It is well established that you can calm down your overactive mast cells with histamine antagonists.  There are H1 antagonists like Claritin/Loratadine and H2 antagonists like Tagamet.  H1 antagonists are commonly used to control allergies, and H2 antagonists are commonly used for stomach ulcers and GERD.

Claritin is off patent, cheap and available over the counter in many countries.

I was reading about mast cells and various associated disorders; I came across a site written by a lady whose life had been taken over by over-activation of her mast cells.  It had taken many years to get an accurate diagnosis.  One of her symptoms was an unpleasant tingling sensation in her arms and legs.
This began to ring some bells in my mind.  Sometimes, you read of autistic people talking about a horrible sensation like something is crawling up their arms and legs.  This then provokes a big tantrum.

Monty, aged 10 and with ASD, is newly communicative about his feelings.  On occasion, when things are not going swimmingly, he now says “Ï want to be nice”, as he struggles to maintain self-control, and then something like “to hit your leg”  or “I feel angry” and then, if no intervention is made, he might actually hit his leg.  We fortunately no longer have classic autism tantrums, but it is still clear that something is not quite right.

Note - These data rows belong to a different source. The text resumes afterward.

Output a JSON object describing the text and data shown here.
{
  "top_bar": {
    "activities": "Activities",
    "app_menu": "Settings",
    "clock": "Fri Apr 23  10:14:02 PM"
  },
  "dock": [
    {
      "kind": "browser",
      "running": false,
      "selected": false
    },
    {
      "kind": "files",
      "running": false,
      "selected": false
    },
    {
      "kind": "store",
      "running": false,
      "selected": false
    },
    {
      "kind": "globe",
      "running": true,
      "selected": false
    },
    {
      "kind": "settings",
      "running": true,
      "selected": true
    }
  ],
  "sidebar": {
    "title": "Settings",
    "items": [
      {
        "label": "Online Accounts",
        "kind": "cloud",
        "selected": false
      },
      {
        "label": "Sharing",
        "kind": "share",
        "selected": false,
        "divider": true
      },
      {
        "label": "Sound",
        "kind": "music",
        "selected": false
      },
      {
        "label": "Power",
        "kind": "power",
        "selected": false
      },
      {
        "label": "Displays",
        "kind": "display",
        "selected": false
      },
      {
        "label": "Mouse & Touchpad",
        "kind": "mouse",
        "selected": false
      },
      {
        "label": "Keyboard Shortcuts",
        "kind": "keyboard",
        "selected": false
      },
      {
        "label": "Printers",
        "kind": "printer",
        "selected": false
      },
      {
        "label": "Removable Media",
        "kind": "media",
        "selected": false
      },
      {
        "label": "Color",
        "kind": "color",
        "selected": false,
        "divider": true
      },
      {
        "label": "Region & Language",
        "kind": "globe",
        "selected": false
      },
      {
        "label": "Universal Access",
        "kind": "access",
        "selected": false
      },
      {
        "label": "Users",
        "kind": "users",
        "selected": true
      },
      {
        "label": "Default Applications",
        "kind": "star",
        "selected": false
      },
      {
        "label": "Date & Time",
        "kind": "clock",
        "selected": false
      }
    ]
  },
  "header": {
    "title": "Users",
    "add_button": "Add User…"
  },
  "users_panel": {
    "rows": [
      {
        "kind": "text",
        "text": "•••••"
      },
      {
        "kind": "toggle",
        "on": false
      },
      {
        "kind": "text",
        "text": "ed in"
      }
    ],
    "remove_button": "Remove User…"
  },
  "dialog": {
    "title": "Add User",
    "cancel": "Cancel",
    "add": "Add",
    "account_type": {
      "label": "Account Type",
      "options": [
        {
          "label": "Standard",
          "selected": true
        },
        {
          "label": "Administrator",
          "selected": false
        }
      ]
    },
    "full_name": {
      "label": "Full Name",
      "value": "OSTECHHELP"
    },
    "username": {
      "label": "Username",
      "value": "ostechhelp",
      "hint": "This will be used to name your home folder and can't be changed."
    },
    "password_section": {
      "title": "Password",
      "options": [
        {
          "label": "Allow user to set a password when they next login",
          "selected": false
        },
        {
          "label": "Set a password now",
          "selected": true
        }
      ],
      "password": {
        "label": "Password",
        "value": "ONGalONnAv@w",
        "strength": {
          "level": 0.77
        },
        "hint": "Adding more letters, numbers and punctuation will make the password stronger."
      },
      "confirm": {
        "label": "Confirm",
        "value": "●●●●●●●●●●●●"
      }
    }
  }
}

This is a relatively recent development and so I felt the need to address it promptly.  So today when the pattern developed again, I was ready with a spoonful of Claritin.  Sure enough, within half an hour, everything was calm again and has remained so.
Monty did have mild signs of allergy, but not enough to have raised any concerns.

The immune system is intimately connected to the HPA-axis (hypothalamic-pituitary-adrenal axis), which controls and releases a whole range of hormones into your body.  So something going astray in your immune system can produce a whole cascade of effects which may appear to have nothing to do with the immune system.


If your child with ASD exhibits anger, tantrums or violence, try a dose of an anti-histamine drug like Claritin.  If everything resolves itself within half an hour, you would be well advised to read up on mast cells.

The self-proclaimed master of the mast cell is a Dr Theoharides, who has published many papers and has developed various supplements.  He has a very thorough website linking to his papers and some videos.